On December 14, 2020, the Federal Trade Commission announced that it had issued orders to nine social media and video streaming companies, requesting information on how the companies collect, use and present personal information, their advertising and user engagement practices and how their practices affect children and teens. The orders will assist the FTC in conducting a study of these policies, practices and procedures. The FTC issued the orders pursuant to Section 6(b) of the FTC Act, which allows the agency to undertake broad studies separate from its law enforcement activities.
According to a statement by FTC Commissioners Chopra, Slaughter and Wilson, the FTC is concerned with the increased surveillance of individuals and monetization of consumers’ data, and the orders seek to “lift the hood on the social media and video streaming firms to carefully study their engines.” The FTC is particularly interested in learning about how these companies draw inferences about their users, how children and families are targeted and categorized and whether consumers are being subjected to “social engineering experiments.”
The orders are extremely detailed and contain nearly 50 substantive requests for a broad array of information, including:
- how social media and video streaming services collect, use, track, estimate or derive personal and demographic information;

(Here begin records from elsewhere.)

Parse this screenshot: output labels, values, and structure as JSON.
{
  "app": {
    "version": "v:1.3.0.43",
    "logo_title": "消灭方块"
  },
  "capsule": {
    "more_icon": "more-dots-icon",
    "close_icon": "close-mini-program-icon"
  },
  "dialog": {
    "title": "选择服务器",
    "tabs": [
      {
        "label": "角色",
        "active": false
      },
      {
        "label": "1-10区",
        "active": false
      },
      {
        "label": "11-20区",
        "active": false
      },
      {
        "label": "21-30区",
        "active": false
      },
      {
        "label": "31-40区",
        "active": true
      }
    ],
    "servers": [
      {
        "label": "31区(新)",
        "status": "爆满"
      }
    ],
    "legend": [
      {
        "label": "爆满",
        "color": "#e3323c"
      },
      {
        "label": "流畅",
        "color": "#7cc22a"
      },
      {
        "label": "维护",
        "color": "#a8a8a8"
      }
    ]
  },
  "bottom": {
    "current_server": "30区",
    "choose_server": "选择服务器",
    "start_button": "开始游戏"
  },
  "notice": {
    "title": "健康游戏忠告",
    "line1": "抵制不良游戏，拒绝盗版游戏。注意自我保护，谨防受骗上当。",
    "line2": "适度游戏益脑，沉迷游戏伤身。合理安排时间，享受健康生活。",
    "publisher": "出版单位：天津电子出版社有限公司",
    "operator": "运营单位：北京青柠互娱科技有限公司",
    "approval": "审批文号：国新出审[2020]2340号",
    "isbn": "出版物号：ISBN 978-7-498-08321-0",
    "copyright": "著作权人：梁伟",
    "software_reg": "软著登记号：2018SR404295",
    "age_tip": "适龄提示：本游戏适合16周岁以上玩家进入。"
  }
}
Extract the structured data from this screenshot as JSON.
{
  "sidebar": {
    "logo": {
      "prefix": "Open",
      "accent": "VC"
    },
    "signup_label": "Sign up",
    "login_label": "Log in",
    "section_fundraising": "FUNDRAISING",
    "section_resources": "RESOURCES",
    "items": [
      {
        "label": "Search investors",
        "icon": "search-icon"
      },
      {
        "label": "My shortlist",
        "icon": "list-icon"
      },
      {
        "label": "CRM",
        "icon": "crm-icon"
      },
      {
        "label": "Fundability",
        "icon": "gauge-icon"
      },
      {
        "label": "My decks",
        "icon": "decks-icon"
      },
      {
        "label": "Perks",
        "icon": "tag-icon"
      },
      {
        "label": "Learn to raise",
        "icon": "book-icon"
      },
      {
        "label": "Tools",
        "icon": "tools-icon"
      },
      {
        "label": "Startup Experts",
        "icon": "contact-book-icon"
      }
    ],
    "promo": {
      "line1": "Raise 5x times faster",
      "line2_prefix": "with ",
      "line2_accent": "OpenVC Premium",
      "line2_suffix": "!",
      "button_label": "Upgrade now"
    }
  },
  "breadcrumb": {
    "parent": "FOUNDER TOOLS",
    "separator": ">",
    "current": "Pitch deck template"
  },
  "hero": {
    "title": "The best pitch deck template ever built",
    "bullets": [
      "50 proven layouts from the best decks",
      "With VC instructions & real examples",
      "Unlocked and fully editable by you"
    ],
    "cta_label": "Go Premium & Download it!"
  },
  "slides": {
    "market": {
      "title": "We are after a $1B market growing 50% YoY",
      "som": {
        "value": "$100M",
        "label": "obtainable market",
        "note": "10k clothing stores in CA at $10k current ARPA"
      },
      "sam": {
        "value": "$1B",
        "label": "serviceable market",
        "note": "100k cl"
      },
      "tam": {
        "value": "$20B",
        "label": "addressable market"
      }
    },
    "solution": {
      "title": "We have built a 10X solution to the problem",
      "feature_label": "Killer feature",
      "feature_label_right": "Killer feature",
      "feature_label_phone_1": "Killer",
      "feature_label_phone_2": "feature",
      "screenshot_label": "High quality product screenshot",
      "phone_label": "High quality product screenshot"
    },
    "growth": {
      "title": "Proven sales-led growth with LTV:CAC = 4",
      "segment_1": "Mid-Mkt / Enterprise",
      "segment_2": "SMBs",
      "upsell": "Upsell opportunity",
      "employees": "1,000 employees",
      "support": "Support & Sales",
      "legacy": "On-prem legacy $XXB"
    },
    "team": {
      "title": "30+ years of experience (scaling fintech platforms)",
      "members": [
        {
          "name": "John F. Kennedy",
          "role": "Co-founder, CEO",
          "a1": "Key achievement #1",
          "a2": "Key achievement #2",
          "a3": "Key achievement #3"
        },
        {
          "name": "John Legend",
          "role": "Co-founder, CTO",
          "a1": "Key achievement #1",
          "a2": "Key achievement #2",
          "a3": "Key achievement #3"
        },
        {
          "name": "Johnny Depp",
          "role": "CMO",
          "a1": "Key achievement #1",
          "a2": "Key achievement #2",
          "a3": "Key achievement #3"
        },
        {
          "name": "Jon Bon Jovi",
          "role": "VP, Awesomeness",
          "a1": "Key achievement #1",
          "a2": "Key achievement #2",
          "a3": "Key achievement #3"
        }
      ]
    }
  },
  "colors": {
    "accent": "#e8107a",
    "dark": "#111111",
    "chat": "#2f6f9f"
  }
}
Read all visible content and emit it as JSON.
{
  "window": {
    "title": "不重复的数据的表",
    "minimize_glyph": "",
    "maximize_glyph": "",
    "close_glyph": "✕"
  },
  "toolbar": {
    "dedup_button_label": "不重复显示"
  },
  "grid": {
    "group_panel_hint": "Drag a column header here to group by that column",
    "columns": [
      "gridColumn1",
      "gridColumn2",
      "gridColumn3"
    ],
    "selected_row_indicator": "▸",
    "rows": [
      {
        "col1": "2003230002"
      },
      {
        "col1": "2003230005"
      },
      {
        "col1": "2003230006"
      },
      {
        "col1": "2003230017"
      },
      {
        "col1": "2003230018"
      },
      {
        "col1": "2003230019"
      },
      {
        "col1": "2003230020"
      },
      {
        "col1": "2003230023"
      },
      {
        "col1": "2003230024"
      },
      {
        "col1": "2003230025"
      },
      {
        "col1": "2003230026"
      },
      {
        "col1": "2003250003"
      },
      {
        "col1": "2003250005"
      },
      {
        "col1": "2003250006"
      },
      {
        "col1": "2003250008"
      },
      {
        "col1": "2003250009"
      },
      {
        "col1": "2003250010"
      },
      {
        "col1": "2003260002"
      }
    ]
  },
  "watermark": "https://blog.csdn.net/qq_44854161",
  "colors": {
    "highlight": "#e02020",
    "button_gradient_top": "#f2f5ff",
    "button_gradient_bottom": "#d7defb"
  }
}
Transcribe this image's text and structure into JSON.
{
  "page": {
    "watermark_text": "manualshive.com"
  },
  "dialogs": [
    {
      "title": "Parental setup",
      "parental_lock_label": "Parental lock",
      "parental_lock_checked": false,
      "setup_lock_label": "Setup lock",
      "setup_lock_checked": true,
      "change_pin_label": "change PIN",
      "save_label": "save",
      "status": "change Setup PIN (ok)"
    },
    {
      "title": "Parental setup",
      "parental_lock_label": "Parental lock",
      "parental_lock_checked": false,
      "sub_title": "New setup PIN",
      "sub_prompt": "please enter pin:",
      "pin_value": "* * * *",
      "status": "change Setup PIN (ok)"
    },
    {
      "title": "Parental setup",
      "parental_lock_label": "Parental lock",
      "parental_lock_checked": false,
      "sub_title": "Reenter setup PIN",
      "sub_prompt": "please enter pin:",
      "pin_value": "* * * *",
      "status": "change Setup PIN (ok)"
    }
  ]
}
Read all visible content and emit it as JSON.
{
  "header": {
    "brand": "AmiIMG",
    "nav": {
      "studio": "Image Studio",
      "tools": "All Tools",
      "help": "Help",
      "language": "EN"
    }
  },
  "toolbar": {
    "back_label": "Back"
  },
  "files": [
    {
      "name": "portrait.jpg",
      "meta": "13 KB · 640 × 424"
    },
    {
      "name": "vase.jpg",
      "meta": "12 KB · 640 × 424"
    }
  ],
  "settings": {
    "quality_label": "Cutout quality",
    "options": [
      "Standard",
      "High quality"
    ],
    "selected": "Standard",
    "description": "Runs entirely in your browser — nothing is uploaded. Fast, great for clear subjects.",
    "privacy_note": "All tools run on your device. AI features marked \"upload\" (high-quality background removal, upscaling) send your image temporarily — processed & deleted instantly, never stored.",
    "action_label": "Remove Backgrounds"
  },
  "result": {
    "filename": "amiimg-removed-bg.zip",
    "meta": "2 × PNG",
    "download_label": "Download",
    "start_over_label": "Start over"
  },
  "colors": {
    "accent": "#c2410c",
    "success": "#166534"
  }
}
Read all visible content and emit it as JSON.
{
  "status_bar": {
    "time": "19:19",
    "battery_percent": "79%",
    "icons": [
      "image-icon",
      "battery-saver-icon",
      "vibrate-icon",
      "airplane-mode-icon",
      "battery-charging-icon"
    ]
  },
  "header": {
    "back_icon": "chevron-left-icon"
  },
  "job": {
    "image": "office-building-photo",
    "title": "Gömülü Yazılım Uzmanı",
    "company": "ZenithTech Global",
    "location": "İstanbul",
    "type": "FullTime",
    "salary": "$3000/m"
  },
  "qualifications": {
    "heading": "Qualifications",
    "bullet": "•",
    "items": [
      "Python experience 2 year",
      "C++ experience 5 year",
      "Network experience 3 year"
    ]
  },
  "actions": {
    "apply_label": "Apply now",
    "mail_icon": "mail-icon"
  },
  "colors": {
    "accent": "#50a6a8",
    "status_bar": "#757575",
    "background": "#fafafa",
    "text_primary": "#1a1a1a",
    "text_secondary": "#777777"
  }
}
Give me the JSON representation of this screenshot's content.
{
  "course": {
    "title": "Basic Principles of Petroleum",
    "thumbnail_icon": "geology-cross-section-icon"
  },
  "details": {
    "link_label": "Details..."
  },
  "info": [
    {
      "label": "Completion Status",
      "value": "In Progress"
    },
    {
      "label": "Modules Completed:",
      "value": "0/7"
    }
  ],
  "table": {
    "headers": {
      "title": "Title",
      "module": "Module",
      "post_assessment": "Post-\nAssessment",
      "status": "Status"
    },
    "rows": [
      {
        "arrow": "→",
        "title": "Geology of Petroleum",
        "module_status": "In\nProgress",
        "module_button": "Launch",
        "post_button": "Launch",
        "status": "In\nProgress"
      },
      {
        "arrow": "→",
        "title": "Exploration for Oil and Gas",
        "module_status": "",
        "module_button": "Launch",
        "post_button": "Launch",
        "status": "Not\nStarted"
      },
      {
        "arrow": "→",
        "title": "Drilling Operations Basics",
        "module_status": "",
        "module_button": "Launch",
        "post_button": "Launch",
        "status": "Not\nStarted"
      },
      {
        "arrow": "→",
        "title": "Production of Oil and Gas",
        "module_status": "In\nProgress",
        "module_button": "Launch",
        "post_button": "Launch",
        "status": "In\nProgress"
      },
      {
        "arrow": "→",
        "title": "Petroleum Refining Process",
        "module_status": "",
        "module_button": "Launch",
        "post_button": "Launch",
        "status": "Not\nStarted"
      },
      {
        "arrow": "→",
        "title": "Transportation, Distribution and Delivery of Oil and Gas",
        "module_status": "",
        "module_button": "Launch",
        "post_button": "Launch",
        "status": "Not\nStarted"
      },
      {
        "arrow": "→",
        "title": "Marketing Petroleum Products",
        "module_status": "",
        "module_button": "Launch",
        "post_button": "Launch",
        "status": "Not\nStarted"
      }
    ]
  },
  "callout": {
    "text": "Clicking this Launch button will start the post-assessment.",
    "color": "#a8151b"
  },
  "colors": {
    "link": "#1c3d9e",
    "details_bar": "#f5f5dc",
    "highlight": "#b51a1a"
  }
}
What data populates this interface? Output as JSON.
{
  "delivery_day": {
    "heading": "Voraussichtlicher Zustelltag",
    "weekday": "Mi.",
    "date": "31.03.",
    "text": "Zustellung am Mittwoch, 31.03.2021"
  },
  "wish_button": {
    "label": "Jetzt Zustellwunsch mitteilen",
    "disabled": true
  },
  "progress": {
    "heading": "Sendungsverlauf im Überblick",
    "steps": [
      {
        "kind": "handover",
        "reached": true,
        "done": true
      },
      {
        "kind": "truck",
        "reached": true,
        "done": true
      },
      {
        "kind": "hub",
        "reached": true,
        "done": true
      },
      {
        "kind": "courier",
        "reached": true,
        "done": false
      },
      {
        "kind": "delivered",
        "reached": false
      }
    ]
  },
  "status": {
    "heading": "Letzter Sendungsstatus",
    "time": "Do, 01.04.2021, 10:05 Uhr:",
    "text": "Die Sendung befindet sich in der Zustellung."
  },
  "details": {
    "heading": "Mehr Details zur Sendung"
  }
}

- how they determine which ads and other content are shown to consumers;
- how they apply algorithms or data analytics to personal information;
- how they collect, infer or otherwise process demographic information about users;
- how they measure, promote and research user engagement;
- how they compete to attract, gain and retain users and increase user engagement; and
- how their practices affect children and teens.
The companies have 45 days to respond to the orders.
Copyright © 2021, Hunton Andrews Kurth LLP. All Rights Reserved.National Law Review, Volume X, Number 353